To come from the seas, across sandy shoals,
By boat on the waves to beach at Pennard
Lets all see a castle so grand and serene
That folk are at once all won over with joy!
When I was a knight in these lands long ago
I came to this place so proud on my horse
And jousted with jollity in jaunts with my friends
In front of King Arthur, the fairest of all,
And lovely Waynor with her wondrous grey eyes.
With Sir Bors and Sir Lucan, boystrous and bold,
And also Sir Lancelot that most skilful at tourney,
I fought in the field with my lady’s sleeve
As a token of truth in telling of my love.
The banners all blue and those others so bright
Did fly in the wind afloat and a-flutter
With silks all soft blowing which I myself saw.
By those walls on those cliffs all those knights made a clatter
As hoof and hard armour all hammered at once
And cheers rose in chanting with every man’s challenge
Until at the close when a champion was called.
But those days are now done, they have drawn to a close,
Which once bore brave witness to chivalry wondrous;

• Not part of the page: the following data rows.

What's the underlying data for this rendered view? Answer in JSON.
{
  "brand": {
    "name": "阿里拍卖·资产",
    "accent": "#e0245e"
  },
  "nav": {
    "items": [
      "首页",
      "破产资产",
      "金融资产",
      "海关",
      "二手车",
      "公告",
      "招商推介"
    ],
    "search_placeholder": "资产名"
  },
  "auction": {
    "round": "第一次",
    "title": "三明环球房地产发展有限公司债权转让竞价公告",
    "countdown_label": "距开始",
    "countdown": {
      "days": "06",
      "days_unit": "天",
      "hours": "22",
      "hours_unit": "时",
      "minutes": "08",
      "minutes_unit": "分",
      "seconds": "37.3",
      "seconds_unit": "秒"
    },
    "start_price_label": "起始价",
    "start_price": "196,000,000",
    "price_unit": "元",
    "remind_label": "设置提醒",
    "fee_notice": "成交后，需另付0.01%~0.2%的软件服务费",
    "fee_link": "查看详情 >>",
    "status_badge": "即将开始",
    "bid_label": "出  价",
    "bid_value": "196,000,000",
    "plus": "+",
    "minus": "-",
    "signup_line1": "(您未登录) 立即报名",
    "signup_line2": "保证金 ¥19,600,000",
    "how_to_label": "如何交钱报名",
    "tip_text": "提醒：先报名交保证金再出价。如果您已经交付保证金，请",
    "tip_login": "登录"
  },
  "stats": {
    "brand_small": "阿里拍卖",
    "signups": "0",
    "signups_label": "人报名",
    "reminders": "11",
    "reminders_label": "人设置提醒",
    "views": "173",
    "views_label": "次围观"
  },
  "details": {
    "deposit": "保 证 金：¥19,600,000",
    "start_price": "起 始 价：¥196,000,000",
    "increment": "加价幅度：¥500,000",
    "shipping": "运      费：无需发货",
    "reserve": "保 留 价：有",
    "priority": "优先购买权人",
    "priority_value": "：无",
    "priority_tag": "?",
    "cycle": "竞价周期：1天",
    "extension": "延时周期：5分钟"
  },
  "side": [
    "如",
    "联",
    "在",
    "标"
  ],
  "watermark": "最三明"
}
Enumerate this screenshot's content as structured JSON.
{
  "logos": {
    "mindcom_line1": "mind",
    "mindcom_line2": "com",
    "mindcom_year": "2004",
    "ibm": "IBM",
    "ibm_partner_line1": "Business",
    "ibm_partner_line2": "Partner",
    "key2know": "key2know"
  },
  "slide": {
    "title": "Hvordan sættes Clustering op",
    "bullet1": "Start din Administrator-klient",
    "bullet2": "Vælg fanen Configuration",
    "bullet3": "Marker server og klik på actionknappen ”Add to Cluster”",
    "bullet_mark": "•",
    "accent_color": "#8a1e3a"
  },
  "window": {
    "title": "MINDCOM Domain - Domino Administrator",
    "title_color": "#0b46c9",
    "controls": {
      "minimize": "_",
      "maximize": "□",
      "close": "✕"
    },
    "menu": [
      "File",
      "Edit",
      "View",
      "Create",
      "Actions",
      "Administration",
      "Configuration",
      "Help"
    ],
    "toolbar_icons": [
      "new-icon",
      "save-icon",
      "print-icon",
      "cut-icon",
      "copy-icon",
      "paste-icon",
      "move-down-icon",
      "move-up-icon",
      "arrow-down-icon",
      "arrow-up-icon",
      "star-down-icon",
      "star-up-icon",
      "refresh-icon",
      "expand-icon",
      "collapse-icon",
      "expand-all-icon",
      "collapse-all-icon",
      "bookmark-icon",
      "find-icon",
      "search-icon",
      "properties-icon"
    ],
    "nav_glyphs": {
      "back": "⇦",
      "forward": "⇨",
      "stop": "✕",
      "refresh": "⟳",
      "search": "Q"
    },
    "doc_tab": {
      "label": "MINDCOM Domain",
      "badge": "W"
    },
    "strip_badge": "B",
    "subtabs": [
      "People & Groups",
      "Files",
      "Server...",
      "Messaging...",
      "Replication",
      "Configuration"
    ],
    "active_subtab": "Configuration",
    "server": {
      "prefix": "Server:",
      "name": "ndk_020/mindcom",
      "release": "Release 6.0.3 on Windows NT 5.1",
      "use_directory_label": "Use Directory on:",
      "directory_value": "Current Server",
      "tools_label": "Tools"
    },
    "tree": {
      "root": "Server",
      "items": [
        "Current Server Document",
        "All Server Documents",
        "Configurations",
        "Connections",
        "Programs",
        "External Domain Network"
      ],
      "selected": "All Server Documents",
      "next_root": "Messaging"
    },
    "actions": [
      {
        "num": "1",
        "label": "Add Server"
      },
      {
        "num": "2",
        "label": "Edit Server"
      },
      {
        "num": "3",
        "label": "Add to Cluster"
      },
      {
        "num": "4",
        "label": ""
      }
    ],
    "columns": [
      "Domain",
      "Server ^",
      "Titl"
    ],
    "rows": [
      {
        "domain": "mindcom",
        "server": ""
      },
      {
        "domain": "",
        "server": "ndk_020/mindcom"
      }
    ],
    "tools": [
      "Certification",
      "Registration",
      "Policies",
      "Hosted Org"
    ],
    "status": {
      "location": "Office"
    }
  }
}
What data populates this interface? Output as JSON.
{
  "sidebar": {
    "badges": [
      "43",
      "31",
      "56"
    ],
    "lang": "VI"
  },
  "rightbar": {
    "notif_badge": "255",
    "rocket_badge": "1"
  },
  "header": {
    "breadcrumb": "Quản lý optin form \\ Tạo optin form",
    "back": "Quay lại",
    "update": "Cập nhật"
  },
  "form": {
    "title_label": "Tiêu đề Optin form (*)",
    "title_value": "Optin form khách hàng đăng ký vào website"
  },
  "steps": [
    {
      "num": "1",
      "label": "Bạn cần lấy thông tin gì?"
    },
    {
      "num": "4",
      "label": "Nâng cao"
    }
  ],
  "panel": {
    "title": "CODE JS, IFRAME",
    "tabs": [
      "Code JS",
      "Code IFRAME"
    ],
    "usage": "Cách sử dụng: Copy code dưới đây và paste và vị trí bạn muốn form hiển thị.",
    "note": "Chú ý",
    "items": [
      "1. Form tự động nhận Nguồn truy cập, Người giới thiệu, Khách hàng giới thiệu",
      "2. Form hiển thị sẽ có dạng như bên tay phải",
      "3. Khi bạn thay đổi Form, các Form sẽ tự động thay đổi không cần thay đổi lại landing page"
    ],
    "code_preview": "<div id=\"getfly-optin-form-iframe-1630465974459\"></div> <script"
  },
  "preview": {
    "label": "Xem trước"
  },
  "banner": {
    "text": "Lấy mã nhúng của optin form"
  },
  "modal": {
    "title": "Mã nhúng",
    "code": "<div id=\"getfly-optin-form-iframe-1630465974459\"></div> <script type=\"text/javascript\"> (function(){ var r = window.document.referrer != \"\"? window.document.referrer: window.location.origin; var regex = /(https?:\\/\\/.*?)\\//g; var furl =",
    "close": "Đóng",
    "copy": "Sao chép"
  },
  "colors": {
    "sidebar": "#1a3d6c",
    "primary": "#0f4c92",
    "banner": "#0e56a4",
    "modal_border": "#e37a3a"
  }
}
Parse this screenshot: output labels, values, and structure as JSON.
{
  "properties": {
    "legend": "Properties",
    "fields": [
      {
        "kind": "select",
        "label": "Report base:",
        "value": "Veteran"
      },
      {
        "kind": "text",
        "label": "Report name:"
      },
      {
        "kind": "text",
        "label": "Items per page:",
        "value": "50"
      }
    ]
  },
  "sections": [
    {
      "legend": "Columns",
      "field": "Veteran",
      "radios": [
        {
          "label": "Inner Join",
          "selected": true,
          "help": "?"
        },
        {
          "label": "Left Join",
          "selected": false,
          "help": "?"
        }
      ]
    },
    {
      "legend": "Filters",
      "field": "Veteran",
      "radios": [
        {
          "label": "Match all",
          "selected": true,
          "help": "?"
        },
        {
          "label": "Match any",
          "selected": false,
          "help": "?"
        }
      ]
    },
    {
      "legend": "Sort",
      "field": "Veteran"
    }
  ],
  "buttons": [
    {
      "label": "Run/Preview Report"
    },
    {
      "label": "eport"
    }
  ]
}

The winds which blew banners have now brought just sand
And that castle I knew has all crumbled and cracked.
Where Arthur watched from, those walls are all wracked
That once saw that fighting in those long-off days
And the land and the village and all those loyal folk
Have all dwindled and gone as the sand drowned them all in
We look upon that fort
So strong in Arthur’s day;
It is sadly now but nought
And his knights all gone away.
About Pennard Castle…
Pennard Castle on the Gower Peninsula is a small stone castle, built on a former ring work castle. It is lightly-built but in a commanding site which safe-guarded access to the land below it, in particular the valley of the Pennard Pill which advances inland from the beach. According to Cathcart-King, it is first mentioned in 1322; the remains today comprise the remnants of a twin-towered gatehouse, a small round mural tower, a larger square tower, a section of wall and the foundations of the great hall. The life of the castle was short, succumbing to the incursion of sand dunes in the fourteenth century which also led to the decline and then desertion of the neighbouring village. In his evocative, if somewhat inaccurate description of the ruins (and their cause) in the 1920s, CWC Oman states, with a somewhat laconic air, “It is a melancholy site, half filled with drifting sand; for though it stands on a rock, the wind has piled it deep with fine detritus from the neighbouring golf links – where may be seen the only signs of life in this rather depressing corner of the peninsula”.
Buy the Book!
Arthurians and others with an interest – this blog is written in the style of the fourteenth century alliterative poets.
I am currently crowdfunding my second book through Unbound, in this case the Alliterative Morte Arthure (King Arthur’s Death), written by an unknown hand in c.1400.
If you would like to pledge for your own limited edition copy, with your own name in the back as a supporter, please click here.